Last week the government released a consultation document on how on-farm emissions could be paid for.
It was largely based on the idea of a split-gas farm-level levy put forward by industry partnership He Waka Eke Noa.
But there were some changes to sequestration options – much to the anger of industry groups.
In an email to shareholders, Fonterra chair Peter McBride said the government’s changes created an imbalance within the sector that needed to be addressed during consultation.
“Like DairyNZ, we have reservations about the government’s current approach to the levy price setting process, governance, and sequestration accounting, we will be seeking changes on these issues and working with DairyNZ to support farmers to engage in the process.
“It’s important that the final package works for the primary sector as a collective, so all voices need to be heard during the consultation process over the next six weeks.”
McBride said Fonterra supported the split gas farm-level levy as it enabled farmers to directly benefit from decisions they made on-farm.
Doing nothing was not an option, he said.
“Globally, our customers want to understand the emissions profile of the dairy products they buy, yes, we are already one of the most emissions-efficient producers of dairy in the world. But we need to work hard and be innovative just to maintain this valuable advantage.”
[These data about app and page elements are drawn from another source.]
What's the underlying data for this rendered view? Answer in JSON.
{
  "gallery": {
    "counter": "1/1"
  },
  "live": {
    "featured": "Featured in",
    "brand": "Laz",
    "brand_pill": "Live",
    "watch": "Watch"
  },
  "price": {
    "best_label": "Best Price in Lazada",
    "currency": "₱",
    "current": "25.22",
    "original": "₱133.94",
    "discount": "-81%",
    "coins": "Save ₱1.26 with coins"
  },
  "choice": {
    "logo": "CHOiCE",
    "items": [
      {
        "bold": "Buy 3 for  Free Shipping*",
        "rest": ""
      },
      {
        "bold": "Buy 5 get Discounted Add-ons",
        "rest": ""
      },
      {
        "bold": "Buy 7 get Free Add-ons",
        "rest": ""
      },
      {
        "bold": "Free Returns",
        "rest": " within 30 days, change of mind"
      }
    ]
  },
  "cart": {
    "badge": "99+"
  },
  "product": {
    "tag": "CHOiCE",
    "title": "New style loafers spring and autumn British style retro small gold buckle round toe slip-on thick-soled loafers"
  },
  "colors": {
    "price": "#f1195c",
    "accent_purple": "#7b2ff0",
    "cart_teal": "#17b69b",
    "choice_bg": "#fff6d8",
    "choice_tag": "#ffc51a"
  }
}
He encouraged farmers to take part in a series of meetings on the emissions pricing scheme being held by DairyNZ in the coming weeks.